Khushi was smiling. Her mouth had curved up. Not the ironical smile of few moments ago, but a smile that reached her eyes and suffused through her features. Almost unaware, her heart went out to the sincerity behind the words. She could have been angry at his dismissal of her condition, at his selfishness in rejoicing that he had his wife back; but she heard the unsaid promise, the same that he had enunciated when he thanked Lavanaya for looking after her, when he said that he would not let her fall. She would soon discover the past. How long could it be hidden? She would find out, she knew. Probably the smoky shadows of forgetfulness would lift once she was home; probably some inadvertent clue slipped in the conversation amongst the family members, some piece of evidence lying around. Oh, she would find out.
But for a while, she could not help but warm her cold, lonely and scared self in the heat that simmered in his eyes; bask in its warmth. The feeling of uncertainty and of being uprooted was taking its toll. Khushi wondered when she would be able to return to Lucknow. She turned to look out. It was only clouds and vast sky. The beloved town had already faded from vision.
‘You know we should visit Lucknow again soon. I don’t want you to miss Lavanaya and others,’ he murmured as if he could read her thoughts. ‘Nani and Di love Lucknow. We can come back.’ Probably he was making concessions now that he had what he wanted? To an extent, he knew it was true. But more than anything now he wanted Khushi to be happy with him.
‘And even stay in the Sheesh Mahal if you want.’ Arnav continued when she did not reply. He no longer wanted to run away from the place. The old house had paid its debt – by giving shelter to Khushi, it had paid the debt of pain. ‘You said you liked Sheesh Mahal, didn’t you? And Lucknow?’ he invited her attention.
‘Yes. It is the most beautiful city.
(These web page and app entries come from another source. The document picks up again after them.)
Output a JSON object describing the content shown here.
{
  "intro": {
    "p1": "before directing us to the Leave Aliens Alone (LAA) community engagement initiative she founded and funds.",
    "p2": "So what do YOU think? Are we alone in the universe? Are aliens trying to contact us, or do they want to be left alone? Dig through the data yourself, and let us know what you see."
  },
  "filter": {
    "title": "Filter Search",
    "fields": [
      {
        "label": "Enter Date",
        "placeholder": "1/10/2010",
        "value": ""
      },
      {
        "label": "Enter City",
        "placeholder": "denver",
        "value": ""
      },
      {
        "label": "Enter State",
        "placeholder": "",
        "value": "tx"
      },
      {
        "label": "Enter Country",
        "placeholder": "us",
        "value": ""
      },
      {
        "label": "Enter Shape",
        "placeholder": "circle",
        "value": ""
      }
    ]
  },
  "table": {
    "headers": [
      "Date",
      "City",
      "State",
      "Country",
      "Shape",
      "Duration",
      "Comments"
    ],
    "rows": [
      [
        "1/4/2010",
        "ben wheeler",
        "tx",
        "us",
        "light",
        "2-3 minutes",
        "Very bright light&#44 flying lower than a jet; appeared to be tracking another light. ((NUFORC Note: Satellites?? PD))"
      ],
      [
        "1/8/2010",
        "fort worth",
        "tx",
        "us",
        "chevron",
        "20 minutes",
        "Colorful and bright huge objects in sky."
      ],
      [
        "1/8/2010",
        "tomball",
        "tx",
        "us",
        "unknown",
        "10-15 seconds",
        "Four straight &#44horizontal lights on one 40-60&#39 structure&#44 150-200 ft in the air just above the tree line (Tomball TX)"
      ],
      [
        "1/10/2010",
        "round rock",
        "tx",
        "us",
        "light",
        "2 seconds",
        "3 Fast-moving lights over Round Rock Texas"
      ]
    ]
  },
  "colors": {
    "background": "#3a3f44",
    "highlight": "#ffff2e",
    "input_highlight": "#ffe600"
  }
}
And Sheesh Mahal could be once of its grandest landmarks. Don’t you think so?’ He nodded. It was, once, one of the grandest structures of Lucknow. The place that he should have grown up in – happily, without the shadow of tragedy that befell on his childhood so unexpectedly.
‘You know, it was an old haveli of an old family,’ Khushi continued as she told him what she had heard in rumours and gossips. ‘The elitest of Lucknow’s society of the time. There is a rumour … about a scandal sometime ago. A woman and a man committed suicide,’ she went on unmindful of his rigid jaw and the grim slash of his mouth. ‘You know Arnavji, you should do something about its image. It is called unlucky.’ The plane jerked at the turbulence in the air. Arnav’s eyes widened as he reached out to steady the glass of water she had put on the table in front of her. ‘Thank you, Arnavji. Yes, as I was staying, people call it unlucky. Even now, when it has become a hotel, not many people come. …’
Arnav sat rigid in shock, struck speechless. Arnavji! Not Mr. Raizada. Arnavji!